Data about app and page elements
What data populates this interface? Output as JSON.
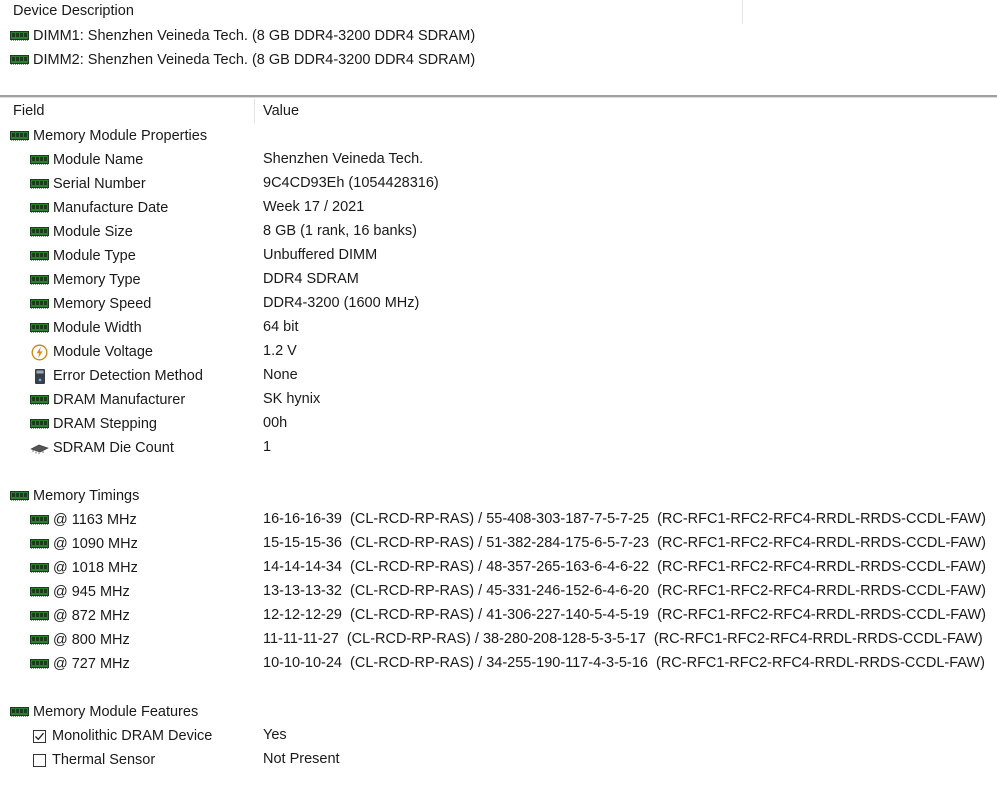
{
  "top_pane": {
    "header": "Device Description",
    "devices": [
      "DIMM1: Shenzhen Veineda Tech. (8 GB DDR4-3200 DDR4 SDRAM)",
      "DIMM2: Shenzhen Veineda Tech. (8 GB DDR4-3200 DDR4 SDRAM)"
    ]
  },
  "columns": {
    "field": "Field",
    "value": "Value"
  },
  "sections": {
    "properties": {
      "title": "Memory Module Properties",
      "rows": [
        {
          "field": "Module Name",
          "value": "Shenzhen Veineda Tech.",
          "icon": "ram-icon"
        },
        {
          "field": "Serial Number",
          "value": "9C4CD93Eh (1054428316)",
          "icon": "ram-icon"
        },
        {
          "field": "Manufacture Date",
          "value": "Week 17 / 2021",
          "icon": "ram-icon"
        },
        {
          "field": "Module Size",
          "value": "8 GB (1 rank, 16 banks)",
          "icon": "ram-icon"
        },
        {
          "field": "Module Type",
          "value": "Unbuffered DIMM",
          "icon": "ram-icon"
        },
        {
          "field": "Memory Type",
          "value": "DDR4 SDRAM",
          "icon": "ram-icon"
        },
        {
          "field": "Memory Speed",
          "value": "DDR4-3200 (1600 MHz)",
          "icon": "ram-icon"
        },
        {
          "field": "Module Width",
          "value": "64 bit",
          "icon": "ram-icon"
        },
        {
          "field": "Module Voltage",
          "value": "1.2 V",
          "icon": "voltage-icon"
        },
        {
          "field": "Error Detection Method",
          "value": "None",
          "icon": "error-detection-icon"
        },
        {
          "field": "DRAM Manufacturer",
          "value": "SK hynix",
          "icon": "ram-icon"
        },
        {
          "field": "DRAM Stepping",
          "value": "00h",
          "icon": "ram-icon"
        },
        {
          "field": "SDRAM Die Count",
          "value": "1",
          "icon": "chip-icon"
        }
      ]
    },
    "timings": {
      "title": "Memory Timings",
      "rows": [
        {
          "field": "@ 1163 MHz",
          "value": "16-16-16-39  (CL-RCD-RP-RAS) / 55-408-303-187-7-5-7-25  (RC-RFC1-RFC2-RFC4-RRDL-RRDS-CCDL-FAW)"
        },
        {
          "field": "@ 1090 MHz",
          "value": "15-15-15-36  (CL-RCD-RP-RAS) / 51-382-284-175-6-5-7-23  (RC-RFC1-RFC2-RFC4-RRDL-RRDS-CCDL-FAW)"
        },
        {
          "field": "@ 1018 MHz",
          "value": "14-14-14-34  (CL-RCD-RP-RAS) / 48-357-265-163-6-4-6-22  (RC-RFC1-RFC2-RFC4-RRDL-RRDS-CCDL-FAW)"
        },
        {
          "field": "@ 945 MHz",
          "value": "13-13-13-32  (CL-RCD-RP-RAS) / 45-331-246-152-6-4-6-20  (RC-RFC1-RFC2-RFC4-RRDL-RRDS-CCDL-FAW)"
        },
        {
          "field": "@ 872 MHz",
          "value": "12-12-12-29  (CL-RCD-RP-RAS) / 41-306-227-140-5-4-5-19  (RC-RFC1-RFC2-RFC4-RRDL-RRDS-CCDL-FAW)"
        },
        {
          "field": "@ 800 MHz",
          "value": "11-11-11-27  (CL-RCD-RP-RAS) / 38-280-208-128-5-3-5-17  (RC-RFC1-RFC2-RFC4-RRDL-RRDS-CCDL-FAW)"
        },
        {
          "field": "@ 727 MHz",
          "value": "10-10-10-24  (CL-RCD-RP-RAS) / 34-255-190-117-4-3-5-16  (RC-RFC1-RFC2-RFC4-RRDL-RRDS-CCDL-FAW)"
        }
      ]
    },
    "features": {
      "title": "Memory Module Features",
      "rows": [
        {
          "field": "Monolithic DRAM Device",
          "value": "Yes",
          "checked": true
        },
        {
          "field": "Thermal Sensor",
          "value": "Not Present",
          "checked": false
        }
      ]
    }
  },
  "colors": {
    "ram_green": "#2e7d32",
    "ram_dark": "#1b3d1d",
    "splitter": "#a0a0a0",
    "voltage_orange": "#e8890c"
  }
}
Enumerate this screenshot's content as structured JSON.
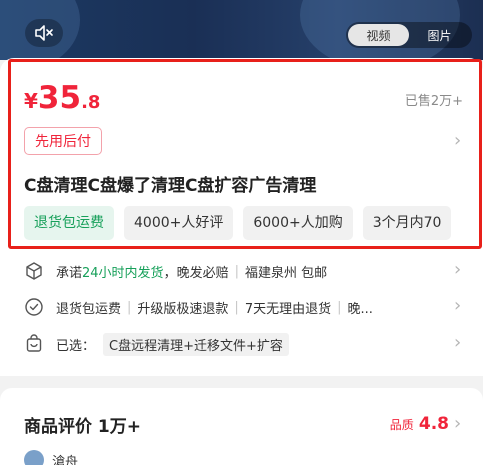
{
  "media_toggle": {
    "video": "视频",
    "image": "图片",
    "active": "video"
  },
  "product": {
    "price_symbol": "¥",
    "price_int": "35",
    "price_dec": ".8",
    "sold": "已售2万+",
    "pay_later": "先用后付",
    "title": "C盘清理C盘爆了清理C盘扩容广告清理",
    "tags": [
      "退货包运费",
      "4000+人好评",
      "6000+人加购",
      "3个月内70"
    ]
  },
  "services": {
    "promise_prefix": "承诺",
    "promise_highlight": "24小时内发货",
    "promise_rest": "，晚发必赔",
    "location": "福建泉州 包邮",
    "returns": [
      "退货包运费",
      "升级版极速退款",
      "7天无理由退货",
      "晚..."
    ],
    "selected_label": "已选：",
    "selected_value": "C盘远程清理+迁移文件+扩容"
  },
  "reviews": {
    "title": "商品评价 1万+",
    "quality_label": "品质",
    "quality_score": "4.8",
    "first_reviewer": "滄舟"
  },
  "colors": {
    "price_red": "#f0243a",
    "green": "#17a05a",
    "highlight_box": "#e8201a"
  }
}
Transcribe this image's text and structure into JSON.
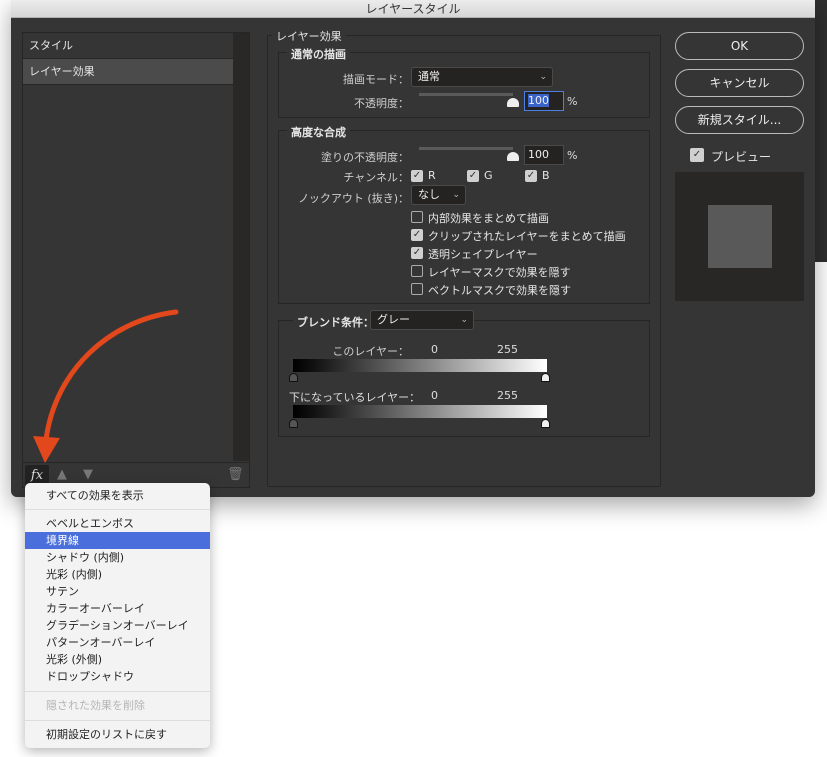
{
  "window": {
    "title": "レイヤースタイル"
  },
  "left_panel": {
    "items": [
      {
        "label": "スタイル"
      },
      {
        "label": "レイヤー効果",
        "selected": true
      }
    ],
    "fx_label": "fx",
    "icons": [
      "move-up-icon",
      "move-down-icon",
      "trash-icon"
    ]
  },
  "main": {
    "title": "レイヤー効果",
    "normal": {
      "title": "通常の描画",
      "blend_mode_label": "描画モード：",
      "blend_mode": "通常",
      "opacity_label": "不透明度：",
      "opacity": "100",
      "percent": "%"
    },
    "advanced": {
      "title": "高度な合成",
      "fill_label": "塗りの不透明度：",
      "fill": "100",
      "percent": "%",
      "channel_label": "チャンネル：",
      "channels": [
        {
          "label": "R",
          "checked": true
        },
        {
          "label": "G",
          "checked": true
        },
        {
          "label": "B",
          "checked": true
        }
      ],
      "knockout_label": "ノックアウト (抜き)：",
      "knockout": "なし",
      "options": [
        {
          "label": "内部効果をまとめて描画",
          "checked": false
        },
        {
          "label": "クリップされたレイヤーをまとめて描画",
          "checked": true
        },
        {
          "label": "透明シェイプレイヤー",
          "checked": true
        },
        {
          "label": "レイヤーマスクで効果を隠す",
          "checked": false
        },
        {
          "label": "ベクトルマスクで効果を隠す",
          "checked": false
        }
      ]
    },
    "blend_if": {
      "label": "ブレンド条件：",
      "value": "グレー",
      "this_layer": {
        "label": "このレイヤー：",
        "min": "0",
        "max": "255"
      },
      "underlying": {
        "label": "下になっているレイヤー：",
        "min": "0",
        "max": "255"
      }
    }
  },
  "buttons": {
    "ok": "OK",
    "cancel": "キャンセル",
    "new_style": "新規スタイル...",
    "preview_label": "プレビュー",
    "preview_checked": true
  },
  "menu": {
    "items": [
      {
        "label": "すべての効果を表示"
      },
      {
        "label": "ベベルとエンボス"
      },
      {
        "label": "境界線",
        "highlighted": true
      },
      {
        "label": "シャドウ (内側)"
      },
      {
        "label": "光彩 (内側)"
      },
      {
        "label": "サテン"
      },
      {
        "label": "カラーオーバーレイ"
      },
      {
        "label": "グラデーションオーバーレイ"
      },
      {
        "label": "パターンオーバーレイ"
      },
      {
        "label": "光彩 (外側)"
      },
      {
        "label": "ドロップシャドウ"
      },
      {
        "label": "隠された効果を削除",
        "disabled": true
      },
      {
        "label": "初期設定のリストに戻す"
      }
    ]
  },
  "colors": {
    "accent_highlight": "#4a6fdc",
    "annotation_arrow": "#e2481c",
    "dialog_bg": "#353535"
  }
}
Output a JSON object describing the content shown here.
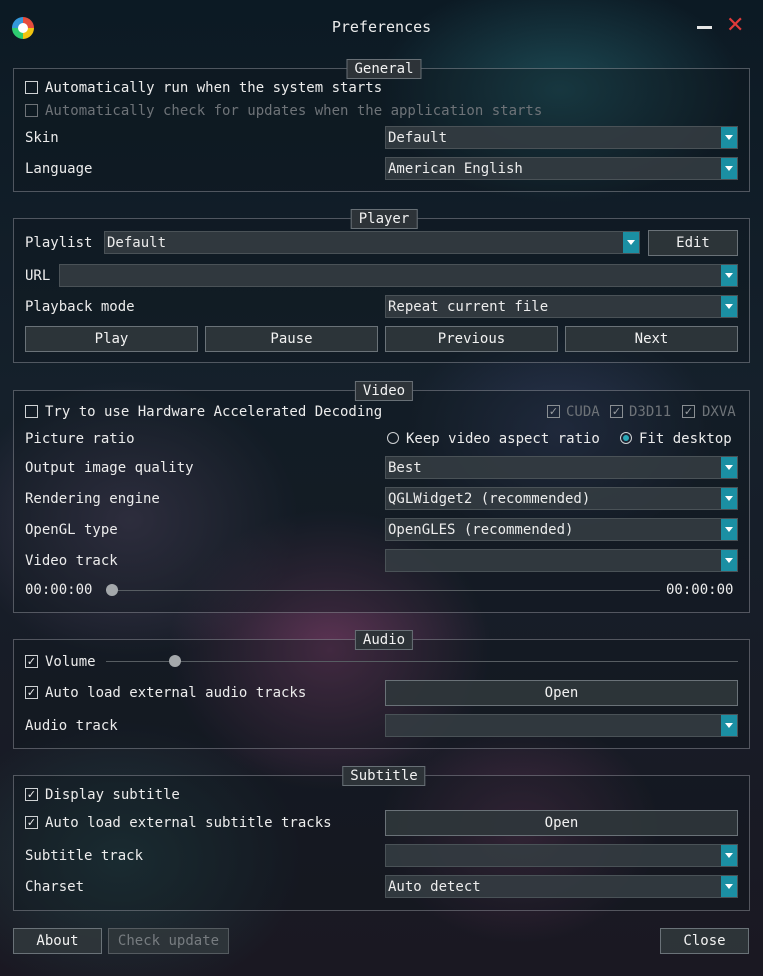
{
  "window": {
    "title": "Preferences",
    "close_glyph": "✕"
  },
  "general": {
    "title": "General",
    "autorun_label": "Automatically run when the system starts",
    "autorun_checked": false,
    "check_updates_label": "Automatically check for updates when the application starts",
    "check_updates_checked": false,
    "skin_label": "Skin",
    "skin_value": "Default",
    "language_label": "Language",
    "language_value": "American English"
  },
  "player": {
    "title": "Player",
    "playlist_label": "Playlist",
    "playlist_value": "Default",
    "edit_label": "Edit",
    "url_label": "URL",
    "url_value": "",
    "playback_mode_label": "Playback mode",
    "playback_mode_value": "Repeat current file",
    "play_label": "Play",
    "pause_label": "Pause",
    "previous_label": "Previous",
    "next_label": "Next"
  },
  "video": {
    "title": "Video",
    "hw_decoding_label": "Try to use Hardware Accelerated Decoding",
    "hw_decoding_checked": false,
    "cuda_label": "CUDA",
    "d3d11_label": "D3D11",
    "dxva_label": "DXVA",
    "picture_ratio_label": "Picture ratio",
    "keep_aspect_label": "Keep video aspect ratio",
    "fit_desktop_label": "Fit desktop",
    "selected_ratio": "Fit desktop",
    "output_quality_label": "Output image quality",
    "output_quality_value": "Best",
    "rendering_engine_label": "Rendering engine",
    "rendering_engine_value": "QGLWidget2 (recommended)",
    "opengl_type_label": "OpenGL type",
    "opengl_type_value": "OpenGLES (recommended)",
    "video_track_label": "Video track",
    "video_track_value": "",
    "position_current": "00:00:00",
    "position_total": "00:00:00",
    "position_fraction": 0
  },
  "audio": {
    "title": "Audio",
    "volume_label": "Volume",
    "volume_checked": true,
    "volume_fraction": 0.1,
    "auto_load_label": "Auto load external audio tracks",
    "auto_load_checked": true,
    "open_label": "Open",
    "audio_track_label": "Audio track",
    "audio_track_value": ""
  },
  "subtitle": {
    "title": "Subtitle",
    "display_label": "Display subtitle",
    "display_checked": true,
    "auto_load_label": "Auto load external subtitle tracks",
    "auto_load_checked": true,
    "open_label": "Open",
    "subtitle_track_label": "Subtitle track",
    "subtitle_track_value": "",
    "charset_label": "Charset",
    "charset_value": "Auto detect"
  },
  "footer": {
    "about_label": "About",
    "check_update_label": "Check update",
    "close_label": "Close"
  },
  "colors": {
    "accent": "#1b8fa3",
    "close_icon": "#e03a3a"
  },
  "glyphs": {
    "check": "✓"
  }
}
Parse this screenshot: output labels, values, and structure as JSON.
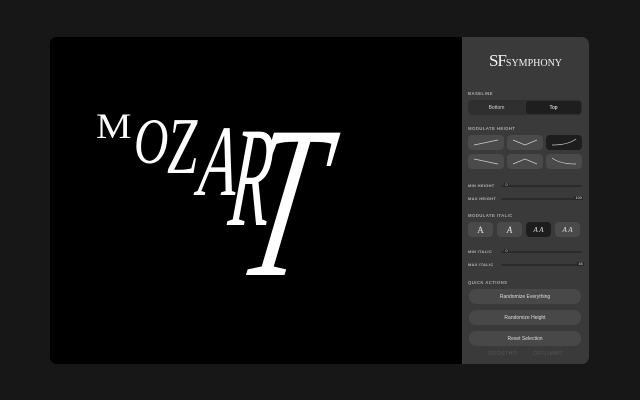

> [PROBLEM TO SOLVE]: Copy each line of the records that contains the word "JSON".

> [TASK RESULT]:
What data populates this interface? Output as JSON.
Enumerate this screenshot's content as structured JSON.
Transcribe this image's text and structure into JSON.
Output a JSON object describing the content shown here.
Parse this screenshot: output labels, values, and structure as JSON.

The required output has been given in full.